In the remaining 72 percent of cases, prosecutors agreed to plea bargains or sought convictions on lesser charges that did not require the mandatory minimum sentences, the report said.
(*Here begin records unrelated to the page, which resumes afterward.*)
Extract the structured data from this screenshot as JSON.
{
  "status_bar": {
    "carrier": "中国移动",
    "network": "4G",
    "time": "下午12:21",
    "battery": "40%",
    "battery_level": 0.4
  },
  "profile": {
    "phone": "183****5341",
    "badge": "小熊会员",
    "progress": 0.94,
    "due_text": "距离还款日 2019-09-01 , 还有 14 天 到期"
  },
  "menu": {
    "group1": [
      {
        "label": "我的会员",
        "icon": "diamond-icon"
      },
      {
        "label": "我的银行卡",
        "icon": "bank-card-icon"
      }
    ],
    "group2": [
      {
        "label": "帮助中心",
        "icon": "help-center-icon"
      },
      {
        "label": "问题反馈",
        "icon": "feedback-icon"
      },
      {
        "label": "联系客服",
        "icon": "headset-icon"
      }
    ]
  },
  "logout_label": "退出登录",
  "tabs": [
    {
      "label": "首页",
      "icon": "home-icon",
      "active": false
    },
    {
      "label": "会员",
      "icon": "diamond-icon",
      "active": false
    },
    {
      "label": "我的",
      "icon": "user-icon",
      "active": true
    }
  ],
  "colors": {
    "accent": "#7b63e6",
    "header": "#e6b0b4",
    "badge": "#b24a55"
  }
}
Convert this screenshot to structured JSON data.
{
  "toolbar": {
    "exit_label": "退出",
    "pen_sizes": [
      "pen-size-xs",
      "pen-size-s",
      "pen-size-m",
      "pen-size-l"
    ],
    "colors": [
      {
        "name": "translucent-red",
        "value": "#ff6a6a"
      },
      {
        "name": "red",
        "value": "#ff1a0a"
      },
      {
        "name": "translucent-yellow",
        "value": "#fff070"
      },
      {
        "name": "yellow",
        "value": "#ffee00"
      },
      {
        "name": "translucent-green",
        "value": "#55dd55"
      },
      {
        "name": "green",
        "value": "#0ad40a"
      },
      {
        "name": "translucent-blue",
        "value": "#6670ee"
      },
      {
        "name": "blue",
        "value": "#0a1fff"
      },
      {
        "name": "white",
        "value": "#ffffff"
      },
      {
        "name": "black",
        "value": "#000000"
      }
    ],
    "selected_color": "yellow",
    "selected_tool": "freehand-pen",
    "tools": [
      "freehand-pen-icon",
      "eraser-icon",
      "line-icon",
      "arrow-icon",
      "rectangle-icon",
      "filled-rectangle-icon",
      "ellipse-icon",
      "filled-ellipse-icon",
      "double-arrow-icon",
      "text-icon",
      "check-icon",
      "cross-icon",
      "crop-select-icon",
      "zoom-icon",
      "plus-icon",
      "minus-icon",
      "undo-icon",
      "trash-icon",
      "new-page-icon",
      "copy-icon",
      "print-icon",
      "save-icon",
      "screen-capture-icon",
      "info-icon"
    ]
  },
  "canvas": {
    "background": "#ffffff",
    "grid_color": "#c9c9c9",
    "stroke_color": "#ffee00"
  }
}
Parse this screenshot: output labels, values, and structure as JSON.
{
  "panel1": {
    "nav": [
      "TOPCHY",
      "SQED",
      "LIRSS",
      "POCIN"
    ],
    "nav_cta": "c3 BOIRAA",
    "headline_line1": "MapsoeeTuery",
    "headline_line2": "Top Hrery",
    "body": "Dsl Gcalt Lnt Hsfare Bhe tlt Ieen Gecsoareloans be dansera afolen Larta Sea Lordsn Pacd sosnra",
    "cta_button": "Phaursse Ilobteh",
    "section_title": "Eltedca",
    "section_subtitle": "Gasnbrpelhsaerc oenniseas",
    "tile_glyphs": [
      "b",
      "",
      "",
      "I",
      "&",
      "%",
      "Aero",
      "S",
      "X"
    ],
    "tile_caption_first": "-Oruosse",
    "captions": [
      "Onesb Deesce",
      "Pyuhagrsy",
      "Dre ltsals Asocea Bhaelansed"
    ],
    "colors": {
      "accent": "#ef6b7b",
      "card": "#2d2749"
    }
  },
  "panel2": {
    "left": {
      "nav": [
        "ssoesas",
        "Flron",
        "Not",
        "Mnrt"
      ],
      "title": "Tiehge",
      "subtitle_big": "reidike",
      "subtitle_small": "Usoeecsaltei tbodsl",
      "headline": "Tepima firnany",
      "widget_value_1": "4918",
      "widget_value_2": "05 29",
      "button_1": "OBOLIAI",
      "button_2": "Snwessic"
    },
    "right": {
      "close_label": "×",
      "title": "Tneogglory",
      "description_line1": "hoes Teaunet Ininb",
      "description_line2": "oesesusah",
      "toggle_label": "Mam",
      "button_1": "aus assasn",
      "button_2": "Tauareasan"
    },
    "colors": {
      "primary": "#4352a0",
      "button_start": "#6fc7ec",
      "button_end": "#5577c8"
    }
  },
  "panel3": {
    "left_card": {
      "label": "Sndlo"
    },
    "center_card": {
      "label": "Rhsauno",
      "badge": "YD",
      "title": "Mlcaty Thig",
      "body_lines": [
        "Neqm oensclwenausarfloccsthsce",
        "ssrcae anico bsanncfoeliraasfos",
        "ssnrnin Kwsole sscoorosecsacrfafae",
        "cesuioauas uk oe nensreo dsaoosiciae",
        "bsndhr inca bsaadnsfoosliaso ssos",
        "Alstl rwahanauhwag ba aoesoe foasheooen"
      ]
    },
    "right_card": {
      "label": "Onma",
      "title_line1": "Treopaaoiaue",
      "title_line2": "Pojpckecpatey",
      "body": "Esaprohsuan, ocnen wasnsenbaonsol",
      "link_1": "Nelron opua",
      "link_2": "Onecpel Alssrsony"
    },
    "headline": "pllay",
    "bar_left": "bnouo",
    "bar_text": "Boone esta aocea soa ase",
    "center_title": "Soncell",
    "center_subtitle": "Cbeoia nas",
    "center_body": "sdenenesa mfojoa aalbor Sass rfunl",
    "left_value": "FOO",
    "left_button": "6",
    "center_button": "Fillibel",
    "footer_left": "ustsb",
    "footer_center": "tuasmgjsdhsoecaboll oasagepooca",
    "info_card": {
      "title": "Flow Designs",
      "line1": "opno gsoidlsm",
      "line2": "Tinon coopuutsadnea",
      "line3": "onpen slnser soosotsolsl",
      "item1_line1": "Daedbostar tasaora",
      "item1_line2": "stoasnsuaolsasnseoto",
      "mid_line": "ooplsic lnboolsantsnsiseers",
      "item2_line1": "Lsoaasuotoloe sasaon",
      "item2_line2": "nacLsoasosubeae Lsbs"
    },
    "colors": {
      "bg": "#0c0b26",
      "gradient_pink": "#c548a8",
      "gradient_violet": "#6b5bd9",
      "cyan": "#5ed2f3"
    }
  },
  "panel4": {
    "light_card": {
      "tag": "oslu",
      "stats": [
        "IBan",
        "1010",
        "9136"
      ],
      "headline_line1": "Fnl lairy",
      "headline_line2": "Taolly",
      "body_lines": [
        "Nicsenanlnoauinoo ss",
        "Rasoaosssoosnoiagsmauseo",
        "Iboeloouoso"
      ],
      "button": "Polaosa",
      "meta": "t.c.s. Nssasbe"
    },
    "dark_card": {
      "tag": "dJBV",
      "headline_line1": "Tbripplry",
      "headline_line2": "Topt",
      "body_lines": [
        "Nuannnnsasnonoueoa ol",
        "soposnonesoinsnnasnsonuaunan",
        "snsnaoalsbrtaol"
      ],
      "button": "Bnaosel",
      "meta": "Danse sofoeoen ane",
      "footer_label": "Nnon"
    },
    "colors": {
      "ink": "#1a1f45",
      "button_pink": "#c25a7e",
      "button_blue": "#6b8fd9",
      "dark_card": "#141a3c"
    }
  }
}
Suspects may be more inclined to accept plea deals when they face the threat of stiff Measure 11 sentences.

Measure 11 “shifted control of the sentencing process from the judge to the prosecutor, but gave no guidance as to what sentence was appropriate,” the report said.

The study also challenged the Measure 11 claim that the law would deter criminals.

“If deterrence works, it eliminates the need for the punishment because the criminal act is prevented,” the report said. “That two thousand offenders are indicted every year for (Measure) 11 crimes is an indication that it did not work in those cases.”

But the study also said Measure 11 led to much lower demand for new jail beds than was originally predicted.

Upon passage of the law, state officials estimated that more than 9,000 additional jail beds would be needed to handle the growth in the number of inmates.

But the sentencing guidelines have only increased the prison population by about 2,900 inmates, the analysis said, mainly because prosecutors are using their discretion to plead down a greater than expected percentage of cases to non-mandatory sentences.

Measure 11 was supposed to be applied uniformly across Oregon, but the study showed disparities in how the law is used in urban and rural counties.

The state’s five most populous counties including Lane, convicted a higher percentage of offenders of the most serious Measure 11 crimes than the remaining 31 counties, the report said.

Larson, who was a Lane County prosecutor before becoming a judge, said he regrets the release of the draft report because the commission has not completed its editing of the document.

The facts and figures of the report are complete, but more work needs to be done on how the findings are portrayed in the executive summary, Larson said.

The report won’t be complete until the end of March, he said.

“This is going to be a valuable report for policy-makers and the people that are thinking about Measure 11,” Larson said.

David Rogers, executive director of Partners for Safety & Justice, a sentencing-reform group, said the report is useful because it shows inconsistencies in the law.

“It’s kind of ironic that Measure 11 was billed as a being a consistent force for justice, but there is nothing consistent about how it’s been implemented and how charges and sentences are distributed across the state,” he said.



1. Zoraida_zzz - April 18, 2011

We need to ask Mr Rodstein how much violent crime has fallen in States without mandatory minimums during the same time frame.